I do not know why I liked Pyne. I liked the colours in his painting, sometimes, slate, sometimes a brownish grey and overwhelmingly a dirty, sallow moss green. I loved staring at these works; they seemed to stare at me out of very old walls made of brick and cement, whose plasters would precariously peel off with that moss in the rainy season. Pyne’s paintings had my favourite season in them; I do not know why I would find the light of autumn emanate from them, a gloss of a shiny blue sky with occasional darkness of some leftover rain. I found that his were faces from walls that would stare at me from the gathered up moss at the end of rain. Only Bengal’s autumn could bring this effect out of old houses whose inhabitants often would have to save for years to have their homes painted.
Some silly Delhite would often comment, why do Calcutta houses look so black? Well, to have money is not a major care in Kolkata. Inflation beats our incomes in Kolkata; we do not speculate over property, we do not change locations so often; we like to have continuities and familiarities around us. No wonder then we do not buy and sell property frantically. We have little scope for money making, the city being as yet relatively free of brokerage where the most of Delhi’s and Mumbai’s money comes from. This Kolkata with its old houses, where afternoons are spent gazing lazily at walls with a small slit of the sky above them, with some anticipation of the glory of autumn at the end of the rainy months is the crux of Pyne’s paintings. And from amidst these mossed walls that speak of the Bengali’s defeat in the eyes of shining India arises images of Pyne. And what great images are they! There is Jesus with a crown of thorns, there is the Qing Emperor with his Mongolian head gear, there is Lord Krishna with his flute, but not as a shepherd boy; instead he appears fully regal as the Lord of Dwarka. Powerful faces, avert gazes, taut expressions make my wall in my apartment look good. More than decorations, I treat them as windows towards my home, my wall, covered with moss at the end of rain, with tips of peeled plaster catching the rays of the sun that seems to have momentarily been relieved of its cover of the rain bearing clouds.
I was curious to see Pyne in action when he moved into Santiniketan.

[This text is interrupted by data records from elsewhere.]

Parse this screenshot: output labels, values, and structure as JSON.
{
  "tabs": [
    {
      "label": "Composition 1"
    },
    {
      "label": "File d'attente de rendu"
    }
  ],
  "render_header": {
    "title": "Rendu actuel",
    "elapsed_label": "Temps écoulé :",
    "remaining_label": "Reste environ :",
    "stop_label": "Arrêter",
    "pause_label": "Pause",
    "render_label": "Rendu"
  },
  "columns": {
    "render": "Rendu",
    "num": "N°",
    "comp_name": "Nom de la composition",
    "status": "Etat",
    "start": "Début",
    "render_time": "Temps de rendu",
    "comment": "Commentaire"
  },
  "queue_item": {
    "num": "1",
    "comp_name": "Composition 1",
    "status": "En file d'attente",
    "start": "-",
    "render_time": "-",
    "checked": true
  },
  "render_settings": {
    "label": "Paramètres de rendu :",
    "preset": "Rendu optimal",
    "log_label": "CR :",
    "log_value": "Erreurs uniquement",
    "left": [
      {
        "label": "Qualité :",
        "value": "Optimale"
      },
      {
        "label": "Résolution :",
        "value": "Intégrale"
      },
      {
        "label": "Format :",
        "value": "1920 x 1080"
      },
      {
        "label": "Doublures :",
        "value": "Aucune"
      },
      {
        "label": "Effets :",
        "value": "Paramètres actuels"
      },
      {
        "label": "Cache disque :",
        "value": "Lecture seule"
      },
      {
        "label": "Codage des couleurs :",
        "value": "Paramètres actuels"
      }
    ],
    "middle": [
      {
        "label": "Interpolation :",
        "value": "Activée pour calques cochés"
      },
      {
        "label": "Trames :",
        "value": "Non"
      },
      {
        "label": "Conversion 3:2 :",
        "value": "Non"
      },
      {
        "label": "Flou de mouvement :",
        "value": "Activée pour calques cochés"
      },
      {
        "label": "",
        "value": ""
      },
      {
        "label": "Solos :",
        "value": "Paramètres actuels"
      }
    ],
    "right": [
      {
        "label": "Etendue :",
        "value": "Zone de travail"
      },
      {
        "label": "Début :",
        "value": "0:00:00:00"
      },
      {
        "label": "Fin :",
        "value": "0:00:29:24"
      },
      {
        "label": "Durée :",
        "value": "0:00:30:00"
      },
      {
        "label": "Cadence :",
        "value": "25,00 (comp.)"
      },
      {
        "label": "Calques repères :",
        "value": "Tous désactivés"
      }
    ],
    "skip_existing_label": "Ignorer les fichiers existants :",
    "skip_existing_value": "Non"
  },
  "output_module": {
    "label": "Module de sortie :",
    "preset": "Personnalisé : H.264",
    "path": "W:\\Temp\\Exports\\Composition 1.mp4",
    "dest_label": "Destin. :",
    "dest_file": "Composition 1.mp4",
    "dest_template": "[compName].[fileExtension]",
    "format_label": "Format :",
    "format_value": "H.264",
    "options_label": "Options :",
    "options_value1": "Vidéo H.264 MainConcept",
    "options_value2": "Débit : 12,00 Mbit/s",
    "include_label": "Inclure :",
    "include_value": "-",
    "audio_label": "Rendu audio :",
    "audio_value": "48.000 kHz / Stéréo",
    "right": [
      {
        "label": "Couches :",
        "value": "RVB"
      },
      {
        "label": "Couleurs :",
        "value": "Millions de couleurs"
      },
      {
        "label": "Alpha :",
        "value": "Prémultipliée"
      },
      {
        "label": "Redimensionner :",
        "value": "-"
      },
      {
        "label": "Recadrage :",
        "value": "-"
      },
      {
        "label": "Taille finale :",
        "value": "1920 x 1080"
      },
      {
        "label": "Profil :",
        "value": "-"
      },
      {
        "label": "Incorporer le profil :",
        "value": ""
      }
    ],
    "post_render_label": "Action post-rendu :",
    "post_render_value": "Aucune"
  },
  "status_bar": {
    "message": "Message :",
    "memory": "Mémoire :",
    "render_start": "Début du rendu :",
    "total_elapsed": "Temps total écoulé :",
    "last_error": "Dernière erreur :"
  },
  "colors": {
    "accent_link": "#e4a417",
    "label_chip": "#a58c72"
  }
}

I never saw him paint; it seems that he did not find inspiration in his new abode. It was too fresh, too swank, and full of shine and gloss. For a painter who saw the world and its heroes from the cramped opening of his narrow room at the end of a long alley full of moss walls with peeling plasters, this new home of open spaces and clear grounds and freshly grown poinsettias upon a meticulously manicured garden was sheer loss of inspiration.
There was a time when Pyne was a struggling artist and his paintings would hardly fetch about a twenty rupees; in those days, he struggled out of his narrow room at the end of a long alley with a wall covered with dark moss and peeling off plasters catching the glint of the blue autumn skies that were opening up after the rains. Then there is a time when each of Pyne’s painting would fetch at least half a crore and Pyne moved to the glitter of galleries, went about the wide world, saw the Empires in real and concrete world of those very faces who were once streaks in the moss walls. Pyne lost his alley with the peeled off plasters to success and with that disappeared the slit of the sky, the brown of the old bricks, the slate of the peeled plasters. Pyne lost the faces. Before he died, father tells me he had become unusually quite, recoiled in a shell of his own and did not keep too well. Sometimes, when they met, he would talk to my father. About what? Well, so many things but mostly wanted to know of his old home and if ever father remembered their mossed walls.